Europe could take this route. Rather than continuing to pile new debts onto bad debts, the EU stabilization fund could be used to collateralize such new par bonds. Creditors could be offered these par bonds, or a shorter-term bond with a higher coupon – but with debt principal marked down. The new bonds could be known as Trichet or Merkel/Sarkozy or Honohan bonds – whatever works to build consensus.”
Earnings Season Anxiety:
A new earnings season is upon us so we can expect some major volatility in the weeks dead ahead.
From the charts below of the Dow Industrials and the Dow Transports all is well with the bull from a technical standpoint.
As mentioned in last month’s brief, a key price point on the Trannies is the 5900 level. The recent pullback did not breach it; thus, so far, so good.
Will it hold over the coming month?
Yesterday’s strong start augurs well for the bulls, despite the late day pullback.
From my perspective the short term market trend is still positive, thus the strategy to adopt is to buy on pullbacks and sell into strength.
The McClellan Summation Index, a gauge of overall market breath, is currently very oversold.
This indicates to me that as the earnings season ends this will leave the overall market higher in price. Where it goes from there will very much depend on how the Bernanke transition is handled.
Dow Transports: Weekly
Dow Industrials: Weekly
Gold and Silver Update: It’s All About Rising Interest Rates.
As the Gold and Silver bear market continues I am getting more and more emails from those in complete denial.
Fundamentally everybody believes that there “should be” a bull market in the money metals given the “wanton debasement of all major currencies”.
However, like it or not, technically the bear in gold and silver is a “fact”.
Why? I reckon the main reason these metals are bearish is the reality that the bond Bull is over and the smart money now sees the inevitability of sharply rising interest rates.
One must remember that as yields rise the cash benefit of holding Gold and Silver decreases in tandem. Gold and Silver do not pay any income. In fact they have a net cost to any holder in the form of insurance and holding charges. It is an inverse relationship that is set to continue at least until the next “macro” crisis event.

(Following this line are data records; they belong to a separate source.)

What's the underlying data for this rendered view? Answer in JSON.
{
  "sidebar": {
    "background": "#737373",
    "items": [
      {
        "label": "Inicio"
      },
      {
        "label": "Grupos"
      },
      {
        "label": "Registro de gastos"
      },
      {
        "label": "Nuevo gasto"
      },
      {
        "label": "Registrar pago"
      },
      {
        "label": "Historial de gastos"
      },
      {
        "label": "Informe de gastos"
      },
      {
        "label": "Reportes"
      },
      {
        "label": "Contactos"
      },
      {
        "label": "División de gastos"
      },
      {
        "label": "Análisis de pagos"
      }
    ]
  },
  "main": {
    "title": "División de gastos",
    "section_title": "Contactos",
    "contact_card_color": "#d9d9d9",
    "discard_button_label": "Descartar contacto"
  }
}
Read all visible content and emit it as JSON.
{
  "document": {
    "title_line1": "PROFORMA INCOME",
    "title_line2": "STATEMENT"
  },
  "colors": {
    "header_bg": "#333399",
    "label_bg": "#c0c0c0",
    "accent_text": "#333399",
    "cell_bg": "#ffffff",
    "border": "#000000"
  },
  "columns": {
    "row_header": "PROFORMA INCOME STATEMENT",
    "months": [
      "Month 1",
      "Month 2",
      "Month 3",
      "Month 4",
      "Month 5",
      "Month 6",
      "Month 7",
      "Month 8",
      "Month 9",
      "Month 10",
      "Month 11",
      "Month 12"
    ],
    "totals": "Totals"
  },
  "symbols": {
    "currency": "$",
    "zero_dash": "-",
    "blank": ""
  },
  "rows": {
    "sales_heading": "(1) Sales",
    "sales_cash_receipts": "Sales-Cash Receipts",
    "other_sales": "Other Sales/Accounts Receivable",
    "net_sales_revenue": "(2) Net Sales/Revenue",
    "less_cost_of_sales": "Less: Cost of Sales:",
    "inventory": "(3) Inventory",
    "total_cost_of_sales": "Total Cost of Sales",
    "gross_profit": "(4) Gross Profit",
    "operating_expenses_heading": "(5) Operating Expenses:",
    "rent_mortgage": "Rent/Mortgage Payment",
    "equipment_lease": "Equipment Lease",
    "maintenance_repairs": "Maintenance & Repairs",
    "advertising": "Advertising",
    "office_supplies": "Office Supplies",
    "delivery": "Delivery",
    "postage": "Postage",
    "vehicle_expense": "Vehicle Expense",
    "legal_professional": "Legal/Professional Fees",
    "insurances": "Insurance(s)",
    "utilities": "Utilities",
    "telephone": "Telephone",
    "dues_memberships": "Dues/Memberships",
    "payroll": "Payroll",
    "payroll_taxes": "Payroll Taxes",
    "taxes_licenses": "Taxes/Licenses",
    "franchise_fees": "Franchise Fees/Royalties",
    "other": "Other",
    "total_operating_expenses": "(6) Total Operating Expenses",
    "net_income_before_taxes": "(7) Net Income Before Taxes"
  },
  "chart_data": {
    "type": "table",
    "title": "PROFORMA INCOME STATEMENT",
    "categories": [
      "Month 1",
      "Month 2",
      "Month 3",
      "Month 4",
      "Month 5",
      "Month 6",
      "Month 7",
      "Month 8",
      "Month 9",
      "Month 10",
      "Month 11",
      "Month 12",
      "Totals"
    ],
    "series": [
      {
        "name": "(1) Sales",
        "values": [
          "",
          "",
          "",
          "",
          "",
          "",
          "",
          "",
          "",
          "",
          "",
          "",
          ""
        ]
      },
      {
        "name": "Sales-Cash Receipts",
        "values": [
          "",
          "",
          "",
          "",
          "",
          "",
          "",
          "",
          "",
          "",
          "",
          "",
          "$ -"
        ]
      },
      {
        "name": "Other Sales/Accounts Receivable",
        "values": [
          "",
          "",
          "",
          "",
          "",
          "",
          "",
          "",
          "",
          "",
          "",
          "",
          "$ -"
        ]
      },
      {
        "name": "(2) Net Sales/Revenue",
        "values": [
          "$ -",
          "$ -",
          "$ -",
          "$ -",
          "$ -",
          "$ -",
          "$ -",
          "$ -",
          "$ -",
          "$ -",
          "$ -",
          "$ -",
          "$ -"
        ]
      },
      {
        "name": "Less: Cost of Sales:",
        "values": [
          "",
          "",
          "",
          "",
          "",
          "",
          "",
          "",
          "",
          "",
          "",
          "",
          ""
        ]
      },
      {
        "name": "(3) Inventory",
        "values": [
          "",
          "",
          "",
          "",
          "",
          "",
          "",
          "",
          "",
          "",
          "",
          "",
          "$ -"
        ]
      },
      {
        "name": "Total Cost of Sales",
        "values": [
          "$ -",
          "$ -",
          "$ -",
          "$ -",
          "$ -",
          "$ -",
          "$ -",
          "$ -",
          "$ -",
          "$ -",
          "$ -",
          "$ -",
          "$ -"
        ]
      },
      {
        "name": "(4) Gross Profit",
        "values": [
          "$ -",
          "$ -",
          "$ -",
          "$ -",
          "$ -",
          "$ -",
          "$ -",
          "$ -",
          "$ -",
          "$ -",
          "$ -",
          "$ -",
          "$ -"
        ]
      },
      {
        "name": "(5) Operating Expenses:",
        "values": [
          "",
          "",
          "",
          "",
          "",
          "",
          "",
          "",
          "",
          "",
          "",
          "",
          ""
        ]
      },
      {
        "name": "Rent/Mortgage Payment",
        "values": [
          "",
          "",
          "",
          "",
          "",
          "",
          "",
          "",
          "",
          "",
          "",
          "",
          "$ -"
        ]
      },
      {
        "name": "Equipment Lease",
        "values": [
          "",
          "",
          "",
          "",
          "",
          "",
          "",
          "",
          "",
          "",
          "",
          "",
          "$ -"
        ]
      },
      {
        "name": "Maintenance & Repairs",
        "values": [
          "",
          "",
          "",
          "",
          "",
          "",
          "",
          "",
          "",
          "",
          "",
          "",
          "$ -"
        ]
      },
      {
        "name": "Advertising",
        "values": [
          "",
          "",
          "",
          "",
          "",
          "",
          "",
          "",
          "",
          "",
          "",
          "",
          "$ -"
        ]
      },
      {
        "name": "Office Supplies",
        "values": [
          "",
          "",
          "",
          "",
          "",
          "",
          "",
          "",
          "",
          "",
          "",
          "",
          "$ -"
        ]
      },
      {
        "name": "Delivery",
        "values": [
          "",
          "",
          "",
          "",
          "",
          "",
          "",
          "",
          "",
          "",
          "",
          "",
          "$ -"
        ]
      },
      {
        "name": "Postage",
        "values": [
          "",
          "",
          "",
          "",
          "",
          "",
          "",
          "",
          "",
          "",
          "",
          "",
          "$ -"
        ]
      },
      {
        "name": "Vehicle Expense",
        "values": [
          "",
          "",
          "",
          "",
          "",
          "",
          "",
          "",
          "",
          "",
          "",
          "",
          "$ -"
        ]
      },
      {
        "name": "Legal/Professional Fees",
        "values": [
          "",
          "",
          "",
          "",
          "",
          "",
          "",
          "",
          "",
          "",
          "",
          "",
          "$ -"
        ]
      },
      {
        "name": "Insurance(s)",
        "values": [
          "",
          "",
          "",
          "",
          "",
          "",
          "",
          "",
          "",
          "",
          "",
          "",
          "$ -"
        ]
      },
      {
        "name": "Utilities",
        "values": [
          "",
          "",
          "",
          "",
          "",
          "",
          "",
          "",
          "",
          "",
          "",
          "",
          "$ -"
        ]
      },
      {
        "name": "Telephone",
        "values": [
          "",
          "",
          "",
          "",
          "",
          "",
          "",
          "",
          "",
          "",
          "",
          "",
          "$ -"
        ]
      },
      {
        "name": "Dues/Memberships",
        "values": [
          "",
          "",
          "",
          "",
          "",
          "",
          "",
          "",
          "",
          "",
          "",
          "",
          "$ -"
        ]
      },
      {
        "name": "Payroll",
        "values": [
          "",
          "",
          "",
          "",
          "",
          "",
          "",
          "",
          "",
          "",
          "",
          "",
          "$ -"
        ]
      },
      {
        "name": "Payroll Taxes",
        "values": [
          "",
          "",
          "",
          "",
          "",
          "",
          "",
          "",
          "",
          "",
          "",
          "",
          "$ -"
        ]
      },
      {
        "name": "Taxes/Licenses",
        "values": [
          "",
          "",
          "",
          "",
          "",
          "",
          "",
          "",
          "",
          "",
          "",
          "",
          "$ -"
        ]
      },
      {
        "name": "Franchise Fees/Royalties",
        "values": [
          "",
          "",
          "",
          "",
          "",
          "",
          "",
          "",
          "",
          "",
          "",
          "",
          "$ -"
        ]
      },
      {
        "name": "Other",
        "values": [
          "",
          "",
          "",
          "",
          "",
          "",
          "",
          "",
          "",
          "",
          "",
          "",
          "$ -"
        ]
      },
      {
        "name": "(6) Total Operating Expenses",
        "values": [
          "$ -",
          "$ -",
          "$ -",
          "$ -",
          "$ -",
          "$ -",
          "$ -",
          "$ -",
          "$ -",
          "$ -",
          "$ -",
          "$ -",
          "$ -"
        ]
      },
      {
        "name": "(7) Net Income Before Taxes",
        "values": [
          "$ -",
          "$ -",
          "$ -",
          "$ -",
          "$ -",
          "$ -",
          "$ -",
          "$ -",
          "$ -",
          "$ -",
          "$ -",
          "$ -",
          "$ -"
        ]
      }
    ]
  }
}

This may reconfigure the technical picture.
Of course both money metals are so oversold it is inevitable that there will be a “bounce” sometime soon.
Charts: Courtesy of SharpCharts.Com